We must be close to God to receive heavenly vision.
Paul, of course, was the exception – at least initially. He was about as far from God as we could imagine, persecuting and destroying Christians with religious fervour. He is, though, the exception that proves the rule. His salvation was dramatic and his transformation to willing obedience immediate. He received both his general calling and specific calling at the same time. God does make exceptions, but he never contradicts Himself. His specific heavenly vision did not exclude the general one given to all believers. If his heart had not turned to God, the specific calling would have been delayed until he was fully obedient. What stands out, though, is that from that moment, Paul was close to God. He kept himself in a place where he could both listen and hear. When he acted on what he had heard, everything else fell into place.
We remain close to God through obedience. It’s a very simple truth. Disobedience is, essentially rebellion, which is sin. Our sins separate us from God. When we don’t act on what we hear, that’s disobedience, and it shuts down the lines of communication. Hearing is in two parts, i.e. hearing it and then doing it. In Luke 11:28 Jesus says, blessed are those who hear the word of God and keep it! One of the blessings is receiving heavenly vision. It’s so important that we understand that this kind of vision isn’t given to make us feel good or important. It’s given in order to reveal the will and purpose of God. If we don’t obey that which we already have, our disobedience will distance us from God. Those who choose to remain at a distance by disregarding our fundamental responsibility to preach the Gospel will receive nothing more.
Heavenly vision is released through worship.

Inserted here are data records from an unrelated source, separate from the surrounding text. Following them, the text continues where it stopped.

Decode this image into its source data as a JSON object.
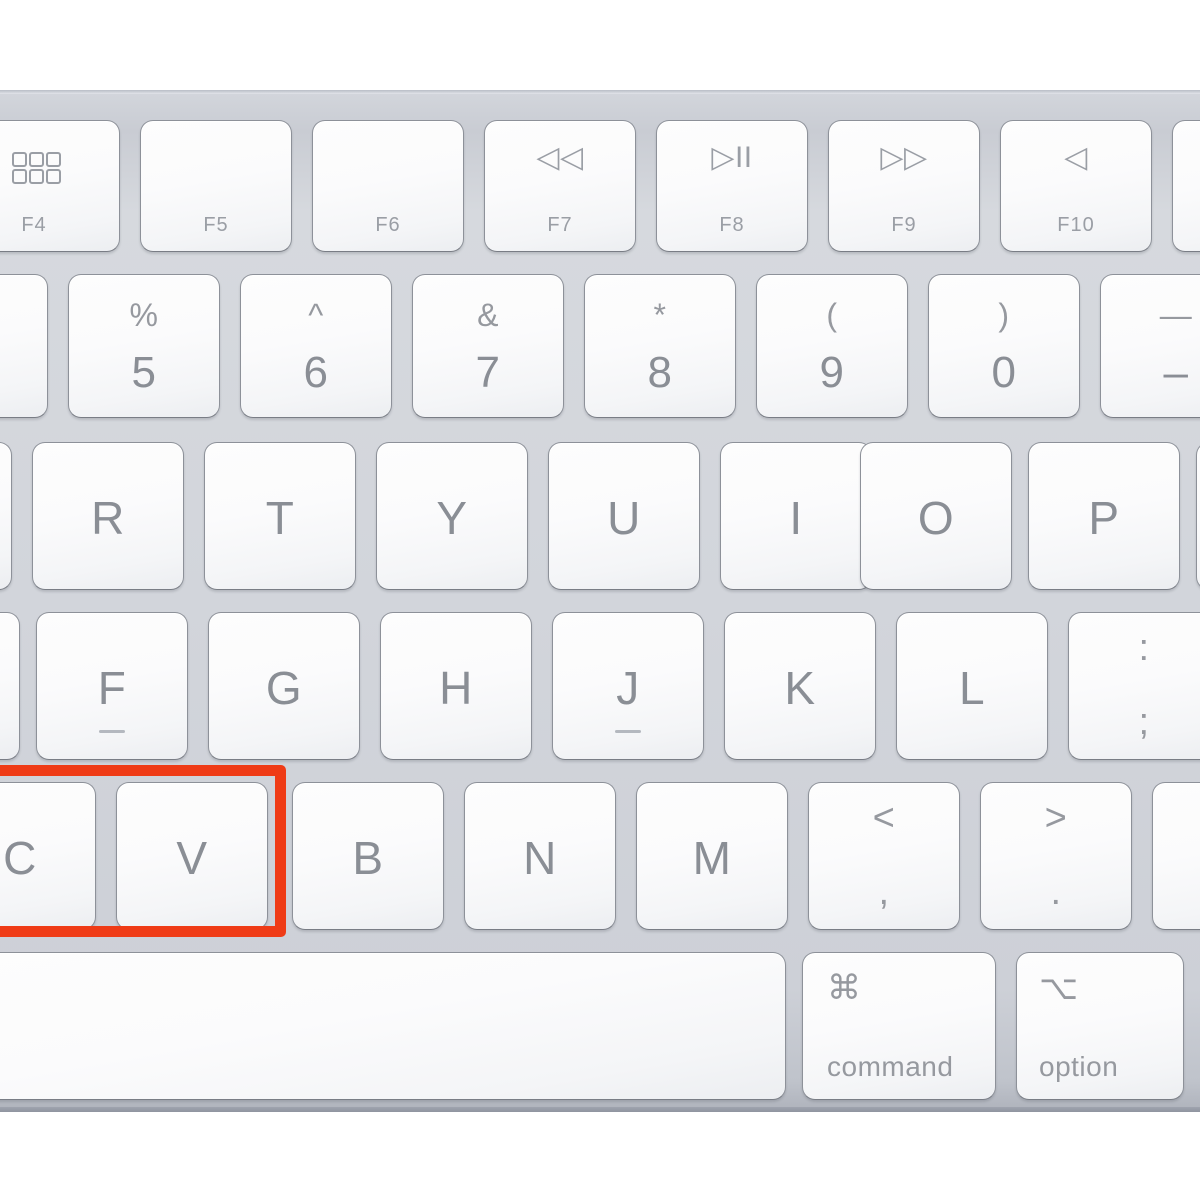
{
  "device": {
    "name": "Apple Magic Keyboard",
    "body_color": "#d2d5db",
    "key_color": "#fbfbfc",
    "legend_color": "#8b8f96",
    "highlight_color": "#ef3b16"
  },
  "highlight": {
    "label": "copy-paste-keys-highlight",
    "keys": [
      "C",
      "V"
    ],
    "color": "#ef3b16"
  },
  "rows": {
    "function_row": {
      "name": "function-key-row",
      "keys": [
        {
          "icon": "launchpad-grid-icon",
          "icon_char": "",
          "fn": "F4"
        },
        {
          "icon": "none",
          "icon_char": "",
          "fn": "F5"
        },
        {
          "icon": "none",
          "icon_char": "",
          "fn": "F6"
        },
        {
          "icon": "rewind-icon",
          "icon_char": "◁◁",
          "fn": "F7"
        },
        {
          "icon": "play-pause-icon",
          "icon_char": "▷II",
          "fn": "F8"
        },
        {
          "icon": "fast-forward-icon",
          "icon_char": "▷▷",
          "fn": "F9"
        },
        {
          "icon": "mute-icon",
          "icon_char": "◁",
          "fn": "F10"
        },
        {
          "icon": "none",
          "icon_char": "",
          "fn": ""
        }
      ]
    },
    "number_row": {
      "name": "number-key-row",
      "keys": [
        {
          "sup": "",
          "main": ""
        },
        {
          "sup": "%",
          "main": "5"
        },
        {
          "sup": "^",
          "main": "6"
        },
        {
          "sup": "&",
          "main": "7"
        },
        {
          "sup": "*",
          "main": "8"
        },
        {
          "sup": "(",
          "main": "9"
        },
        {
          "sup": ")",
          "main": "0"
        },
        {
          "sup": "—",
          "main": "–"
        }
      ]
    },
    "qwerty_row": {
      "name": "qwerty-letter-row",
      "keys": [
        {
          "main": ""
        },
        {
          "main": "R"
        },
        {
          "main": "T"
        },
        {
          "main": "Y"
        },
        {
          "main": "U"
        },
        {
          "main": "I"
        },
        {
          "main": "O"
        },
        {
          "main": "P"
        },
        {
          "main": ""
        }
      ]
    },
    "home_row": {
      "name": "home-letter-row",
      "keys": [
        {
          "main": "",
          "bump": false
        },
        {
          "main": "F",
          "bump": true
        },
        {
          "main": "G",
          "bump": false
        },
        {
          "main": "H",
          "bump": false
        },
        {
          "main": "J",
          "bump": true
        },
        {
          "main": "K",
          "bump": false
        },
        {
          "main": "L",
          "bump": false
        },
        {
          "main": "",
          "sup": ":",
          "sub": ";",
          "bump": false
        }
      ]
    },
    "zxcv_row": {
      "name": "zxcv-letter-row",
      "keys": [
        {
          "main": "C",
          "highlighted": true
        },
        {
          "main": "V",
          "highlighted": true
        },
        {
          "main": "B",
          "highlighted": false
        },
        {
          "main": "N",
          "highlighted": false
        },
        {
          "main": "M",
          "highlighted": false
        },
        {
          "main": "",
          "sup": "<",
          "sub": ",",
          "highlighted": false
        },
        {
          "main": "",
          "sup": ">",
          "sub": ".",
          "highlighted": false
        },
        {
          "main": "",
          "highlighted": false
        }
      ]
    },
    "bottom_row": {
      "name": "modifier-row",
      "keys": [
        {
          "type": "space",
          "symbol": "",
          "label": ""
        },
        {
          "type": "mod",
          "symbol": "⌘",
          "label": "command",
          "icon": "command-icon"
        },
        {
          "type": "mod",
          "symbol": "⌥",
          "label": "option",
          "icon": "option-icon"
        },
        {
          "type": "mod",
          "symbol": "",
          "label": "",
          "icon": "none"
        }
      ]
    }
  }
}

The greatest act of love and worship is to lay down our lives for God as He did for us. In simple terms, this is obedience. The laying down of our lives is in response to the heavenly vision of the cross and the resurrection. It’s the willingness to obey the command to go and preach the good news. Willing, joyful obedience, irrespective of our feelings or reluctance, is worship. Our worship brings us into His presence and our obedience keeps us there. Our service in the kingdom of God is the greatest responsibility we will ever have. But it is also our greatest blessing. It is an incredible privilege to be the vessel through whom God delivers salvation to others. Our obedience is actually living the life and ministry of Christ. When we worship with our lives rather than our actions, we receive the vision of God.
Father God, forgive us for our reluctance to preach the Gospel for fear of man or through our own selfishness. Thank You for reminding us that Your heavenly vision is for all men to be saved, and for the incredible privilege of being vessels to accomplish that. Help us to keep this in mind and to be ready, in season and out. Help us to obey the call already on our hearts and to draw close in worship and thanksgiving. Keep us close, Lord, so that we can be hearers and doers of Your Word, for Your glory.